*Assigned task*
The answer must consist of each line of the records below that contains the string "this".

[Provided data Boundary: Start]

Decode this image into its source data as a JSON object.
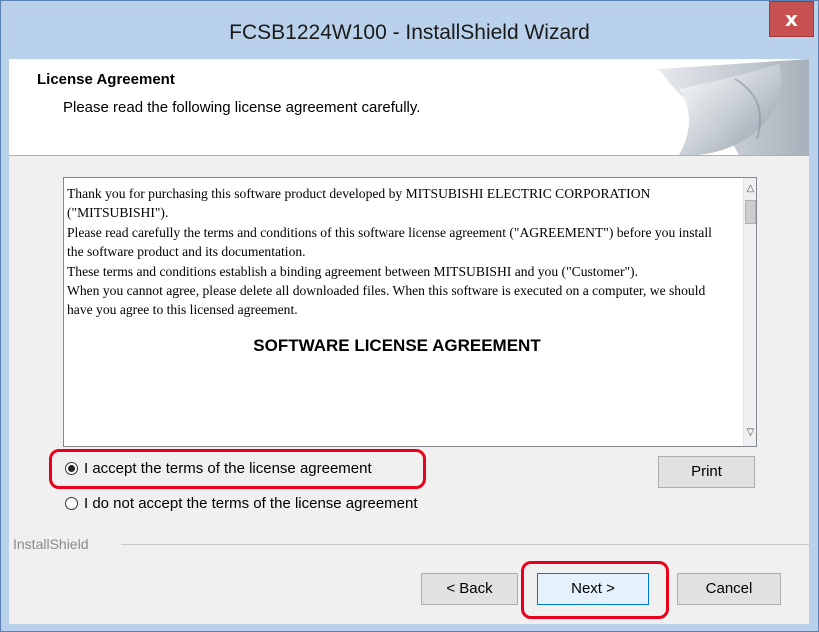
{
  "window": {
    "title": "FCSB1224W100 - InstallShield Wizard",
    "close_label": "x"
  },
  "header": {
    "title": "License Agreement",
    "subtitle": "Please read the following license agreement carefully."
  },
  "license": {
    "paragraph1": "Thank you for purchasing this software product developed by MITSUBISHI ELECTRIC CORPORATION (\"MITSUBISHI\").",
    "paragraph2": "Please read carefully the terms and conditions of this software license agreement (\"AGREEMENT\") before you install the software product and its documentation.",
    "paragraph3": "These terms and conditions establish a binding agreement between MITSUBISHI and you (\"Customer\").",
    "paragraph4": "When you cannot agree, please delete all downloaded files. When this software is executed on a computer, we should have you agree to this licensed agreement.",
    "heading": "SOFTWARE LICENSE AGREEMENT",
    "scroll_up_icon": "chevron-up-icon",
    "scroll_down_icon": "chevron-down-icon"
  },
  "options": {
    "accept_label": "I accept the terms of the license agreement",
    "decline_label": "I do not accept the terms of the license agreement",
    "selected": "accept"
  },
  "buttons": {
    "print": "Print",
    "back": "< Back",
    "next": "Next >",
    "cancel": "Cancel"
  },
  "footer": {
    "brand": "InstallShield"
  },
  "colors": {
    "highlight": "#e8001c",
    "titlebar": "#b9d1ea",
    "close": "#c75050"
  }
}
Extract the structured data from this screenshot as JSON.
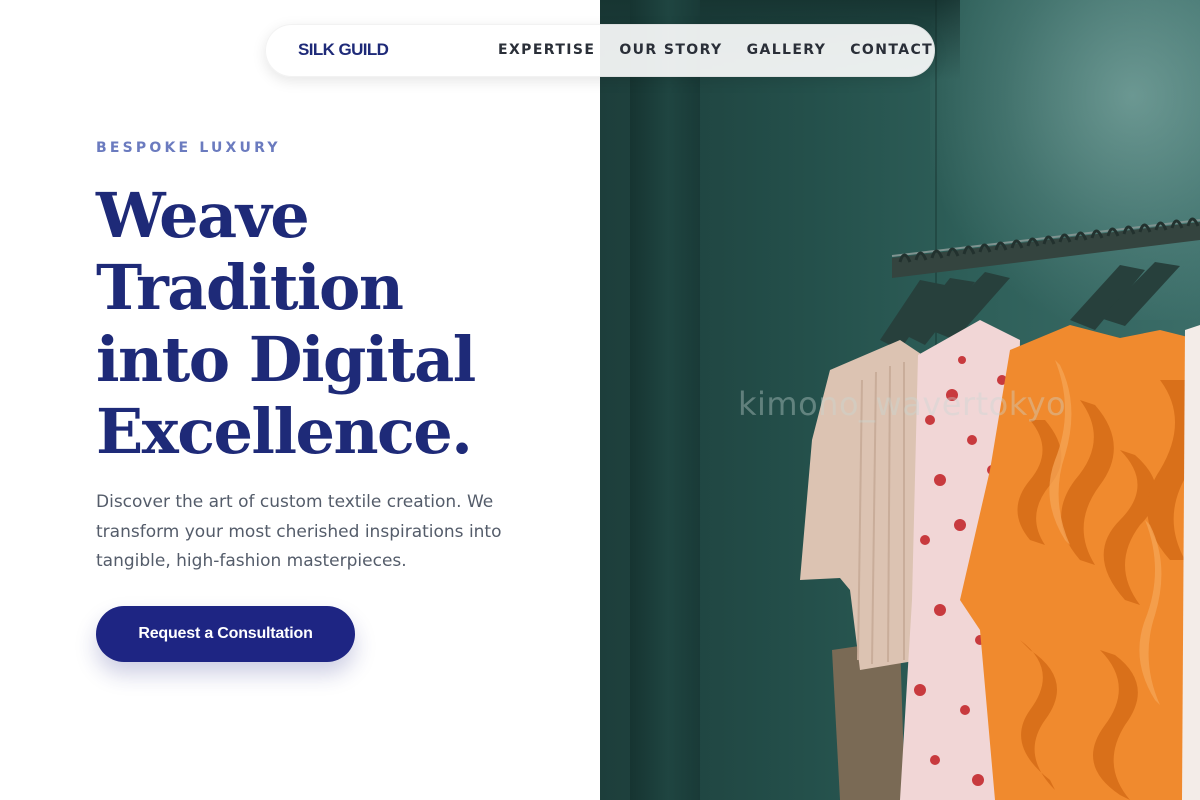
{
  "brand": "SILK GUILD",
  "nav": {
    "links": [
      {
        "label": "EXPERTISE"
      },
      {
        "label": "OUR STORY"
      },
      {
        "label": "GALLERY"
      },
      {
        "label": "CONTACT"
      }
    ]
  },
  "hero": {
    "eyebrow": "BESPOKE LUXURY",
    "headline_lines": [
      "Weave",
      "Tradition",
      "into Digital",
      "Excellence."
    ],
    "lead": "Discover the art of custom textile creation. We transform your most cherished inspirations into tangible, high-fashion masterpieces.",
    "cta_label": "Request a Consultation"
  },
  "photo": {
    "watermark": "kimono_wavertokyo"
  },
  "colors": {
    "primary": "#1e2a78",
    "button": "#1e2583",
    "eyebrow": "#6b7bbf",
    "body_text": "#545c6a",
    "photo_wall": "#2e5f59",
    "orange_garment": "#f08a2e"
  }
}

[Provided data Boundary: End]

*Solution to the problem*
Decode this image into its source data as a JSON object.
    "paragraph1": "Thank you for purchasing this software product developed by MITSUBISHI ELECTRIC CORPORATION (\"MITSUBISHI\").",
    "paragraph2": "Please read carefully the terms and conditions of this software license agreement (\"AGREEMENT\") before you install the software product and its documentation.",
    "paragraph4": "When you cannot agree, please delete all downloaded files. When this software is executed on a computer, we should have you agree to this licensed agreement.",
Extract the structured data from this screenshot as JSON.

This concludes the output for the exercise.